START SOURCE MATERIAL
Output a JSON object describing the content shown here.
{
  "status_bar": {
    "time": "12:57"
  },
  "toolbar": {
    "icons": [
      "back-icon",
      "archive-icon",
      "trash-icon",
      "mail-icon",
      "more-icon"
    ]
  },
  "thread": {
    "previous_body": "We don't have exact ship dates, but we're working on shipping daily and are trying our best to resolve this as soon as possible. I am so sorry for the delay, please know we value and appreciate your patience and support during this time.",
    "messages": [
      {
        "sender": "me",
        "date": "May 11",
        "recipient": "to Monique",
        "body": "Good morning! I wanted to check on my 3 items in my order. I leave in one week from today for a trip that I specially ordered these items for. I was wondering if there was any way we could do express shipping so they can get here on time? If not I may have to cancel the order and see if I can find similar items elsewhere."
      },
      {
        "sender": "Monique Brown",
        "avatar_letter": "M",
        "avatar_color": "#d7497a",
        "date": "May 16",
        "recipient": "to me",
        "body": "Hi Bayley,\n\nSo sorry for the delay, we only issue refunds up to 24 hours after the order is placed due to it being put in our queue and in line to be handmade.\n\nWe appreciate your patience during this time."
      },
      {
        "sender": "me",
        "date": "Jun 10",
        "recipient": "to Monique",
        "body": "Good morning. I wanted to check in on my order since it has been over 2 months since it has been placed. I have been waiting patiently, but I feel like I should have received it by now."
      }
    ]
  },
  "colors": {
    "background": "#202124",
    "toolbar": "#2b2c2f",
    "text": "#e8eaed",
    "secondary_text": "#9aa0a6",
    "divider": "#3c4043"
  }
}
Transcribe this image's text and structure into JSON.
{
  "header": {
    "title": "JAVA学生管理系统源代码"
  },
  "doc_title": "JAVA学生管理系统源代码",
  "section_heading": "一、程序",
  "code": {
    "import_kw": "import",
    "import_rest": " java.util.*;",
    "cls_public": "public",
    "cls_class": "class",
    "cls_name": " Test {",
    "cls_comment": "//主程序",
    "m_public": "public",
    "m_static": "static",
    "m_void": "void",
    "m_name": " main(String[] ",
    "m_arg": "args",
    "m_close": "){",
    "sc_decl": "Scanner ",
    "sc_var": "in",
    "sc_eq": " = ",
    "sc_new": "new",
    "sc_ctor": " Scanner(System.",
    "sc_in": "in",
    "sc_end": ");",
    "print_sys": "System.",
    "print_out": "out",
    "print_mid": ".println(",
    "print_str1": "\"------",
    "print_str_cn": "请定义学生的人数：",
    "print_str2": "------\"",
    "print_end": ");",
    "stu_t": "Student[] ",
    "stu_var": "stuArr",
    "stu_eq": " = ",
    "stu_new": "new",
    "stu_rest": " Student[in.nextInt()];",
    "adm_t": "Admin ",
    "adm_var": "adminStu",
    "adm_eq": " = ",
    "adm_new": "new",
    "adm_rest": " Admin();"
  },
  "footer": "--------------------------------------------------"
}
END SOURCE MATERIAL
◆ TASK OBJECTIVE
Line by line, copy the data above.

◆ ANSWER TO THIS PROBLEM
Output a JSON object describing the content shown here.
{
  "status_bar": {
    "time": "12:57"
  },
  "toolbar": {
    "icons": [
      "back-icon",
      "archive-icon",
      "trash-icon",
      "mail-icon",
      "more-icon"
    ]
  },
  "thread": {
    "previous_body": "We don't have exact ship dates, but we're working on shipping daily and are trying our best to resolve this as soon as possible. I am so sorry for the delay, please know we value and appreciate your patience and support during this time.",
    "messages": [
      {
        "sender": "me",
        "date": "May 11",
        "recipient": "to Monique",
        "body": "Good morning! I wanted to check on my 3 items in my order. I leave in one week from today for a trip that I specially ordered these items for. I was wondering if there was any way we could do express shipping so they can get here on time? If not I may have to cancel the order and see if I can find similar items elsewhere."
      },
      {
        "sender": "Monique Brown",
        "avatar_letter": "M",
        "avatar_color": "#d7497a",
        "date": "May 16",
        "recipient": "to me",
        "body": "Hi Bayley,\n\nSo sorry for the delay, we only issue refunds up to 24 hours after the order is placed due to it being put in our queue and in line to be handmade.\n\nWe appreciate your patience during this time."
      },
      {
        "sender": "me",
        "date": "Jun 10",
        "recipient": "to Monique",
        "body": "Good morning. I wanted to check in on my order since it has been over 2 months since it has been placed. I have been waiting patiently, but I feel like I should have received it by now."
      }
    ]
  },
  "colors": {
    "background": "#202124",
    "toolbar": "#2b2c2f",
    "text": "#e8eaed",
    "secondary_text": "#9aa0a6",
    "divider": "#3c4043"
  }
}
Transcribe this image's text and structure into JSON.
{
  "header": {
    "title": "JAVA学生管理系统源代码"
  },
  "doc_title": "JAVA学生管理系统源代码",
  "section_heading": "一、程序",
  "code": {
    "import_kw": "import",
    "import_rest": " java.util.*;",
    "cls_public": "public",
    "cls_class": "class",
    "cls_name": " Test {",
    "cls_comment": "//主程序",
    "m_public": "public",
    "m_static": "static",
    "m_void": "void",
    "m_name": " main(String[] ",
    "m_arg": "args",
    "m_close": "){",
    "sc_decl": "Scanner ",
    "sc_var": "in",
    "sc_eq": " = ",
    "sc_new": "new",
    "sc_ctor": " Scanner(System.",
    "sc_in": "in",
    "sc_end": ");",
    "print_sys": "System.",
    "print_out": "out",
    "print_mid": ".println(",
    "print_str1": "\"------",
    "print_str_cn": "请定义学生的人数：",
    "print_str2": "------\"",
    "print_end": ");",
    "stu_t": "Student[] ",
    "stu_var": "stuArr",
    "stu_eq": " = ",
    "stu_new": "new",
    "stu_rest": " Student[in.nextInt()];",
    "adm_t": "Admin ",
    "adm_var": "adminStu",
    "adm_eq": " = ",
    "adm_new": "new",
    "adm_rest": " Admin();"
  },
  "footer": "--------------------------------------------------"
}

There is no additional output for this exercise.